▶ _TASK DESCRIPTION_: What lines below contain the string "Contacts"? List them all.

***** INPUT *****

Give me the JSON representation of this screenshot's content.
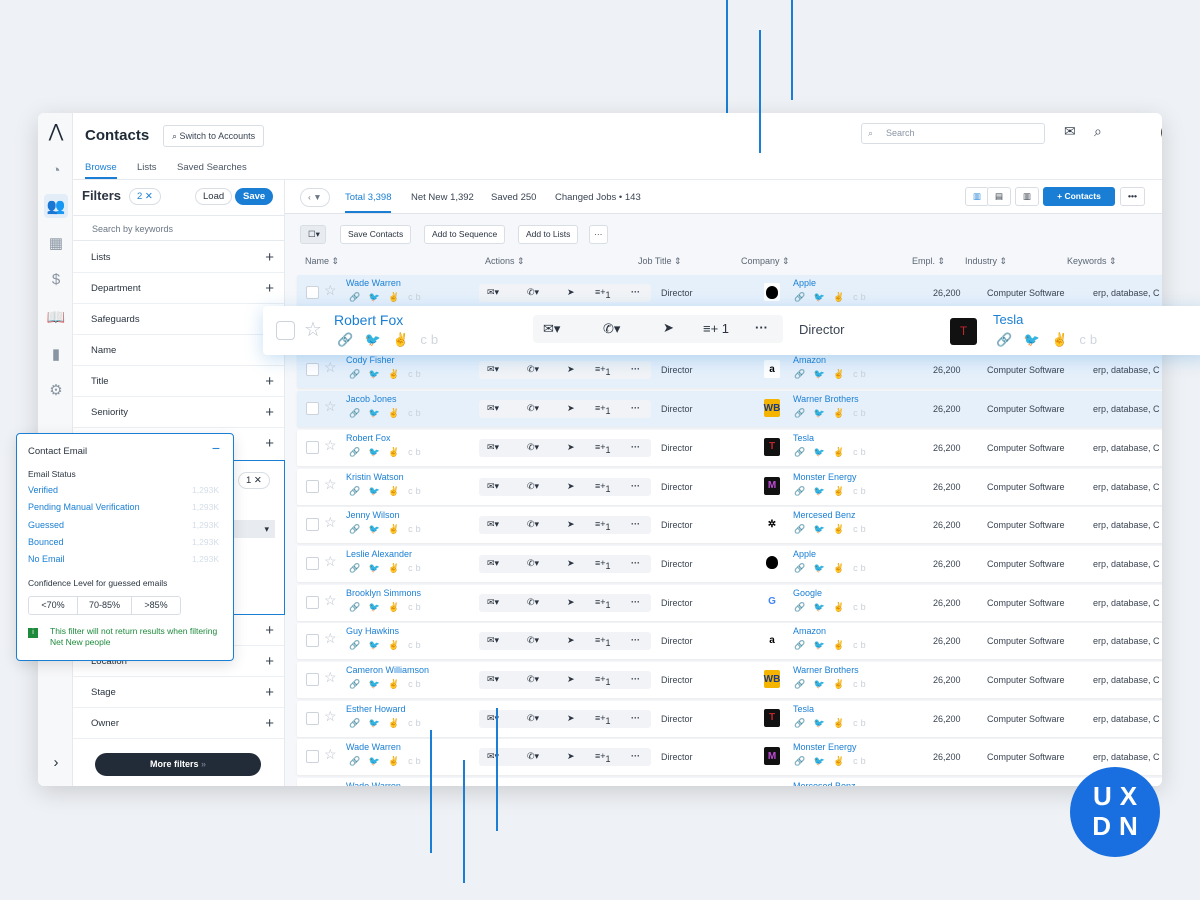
{
  "header": {
    "title": "Contacts",
    "switch_label": "Switch to Accounts",
    "tabs": [
      "Browse",
      "Lists",
      "Saved Searches"
    ],
    "search_placeholder": "Search"
  },
  "filters": {
    "title": "Filters",
    "count": "2 ✕",
    "load": "Load",
    "save": "Save",
    "search_placeholder": "Search by keywords",
    "items": [
      "Lists",
      "Department",
      "Safeguards",
      "Name",
      "Title",
      "Seniority"
    ],
    "items_bottom": [
      "Location",
      "Stage",
      "Owner"
    ],
    "active_count": "1 ✕",
    "more": "More filters"
  },
  "popover": {
    "title": "Contact Email",
    "status_label": "Email Status",
    "statuses": [
      {
        "label": "Verified",
        "count": "1,293K"
      },
      {
        "label": "Pending Manual Verification",
        "count": "1,293K"
      },
      {
        "label": "Guessed",
        "count": "1,293K"
      },
      {
        "label": "Bounced",
        "count": "1,293K"
      },
      {
        "label": "No Email",
        "count": "1,293K"
      }
    ],
    "confidence_label": "Confidence Level for guessed emails",
    "confidence": [
      "<70%",
      "70-85%",
      ">85%"
    ],
    "note": "This filter will not return results when filtering Net New people"
  },
  "main": {
    "tabs": [
      "Total 3,398",
      "Net New 1,392",
      "Saved 250",
      "Changed Jobs • 143"
    ],
    "add_contacts": "+ Contacts",
    "bulk": [
      "Save Contacts",
      "Add to Sequence",
      "Add to Lists"
    ],
    "columns": [
      "Name",
      "Actions",
      "Job Title",
      "Company",
      "Empl.",
      "Industry",
      "Keywords"
    ]
  },
  "rows": [
    {
      "name": "Wade Warren",
      "company": "Apple",
      "logo": "apple"
    },
    {
      "name": "Cody Fisher",
      "company": "Amazon",
      "logo": "amazon"
    },
    {
      "name": "Jacob Jones",
      "company": "Warner Brothers",
      "logo": "wb"
    },
    {
      "name": "Robert Fox",
      "company": "Tesla",
      "logo": "tesla"
    },
    {
      "name": "Kristin Watson",
      "company": "Monster Energy",
      "logo": "monster"
    },
    {
      "name": "Jenny Wilson",
      "company": "Mercesed Benz",
      "logo": "mercedes"
    },
    {
      "name": "Leslie Alexander",
      "company": "Apple",
      "logo": "apple"
    },
    {
      "name": "Brooklyn Simmons",
      "company": "Google",
      "logo": "google"
    },
    {
      "name": "Guy Hawkins",
      "company": "Amazon",
      "logo": "amazon"
    },
    {
      "name": "Cameron Williamson",
      "company": "Warner Brothers",
      "logo": "wb"
    },
    {
      "name": "Esther Howard",
      "company": "Tesla",
      "logo": "tesla"
    },
    {
      "name": "Wade Warren",
      "company": "Monster Energy",
      "logo": "monster"
    },
    {
      "name": "Wade Warren",
      "company": "Mercesed Benz",
      "logo": "mercedes"
    }
  ],
  "row_common": {
    "job_title": "Director",
    "employees": "26,200",
    "industry": "Computer Software",
    "keywords": "erp, database, C",
    "sequence_count": "1",
    "social": "🔗 🐦 ✌ cb"
  },
  "floating_row": {
    "name": "Robert Fox",
    "job_title": "Director",
    "company": "Tesla"
  },
  "badge": {
    "line1": "UX",
    "line2": "DN"
  },
  "colors": {
    "accent": "#1a7fd4",
    "success": "#1e8a3c",
    "dark": "#222b38"
  }
}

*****

▶ _RESPONSE TO THIS TASK_:
    "title": "Contacts",
    "add_contacts": "+ Contacts",
      "Save Contacts",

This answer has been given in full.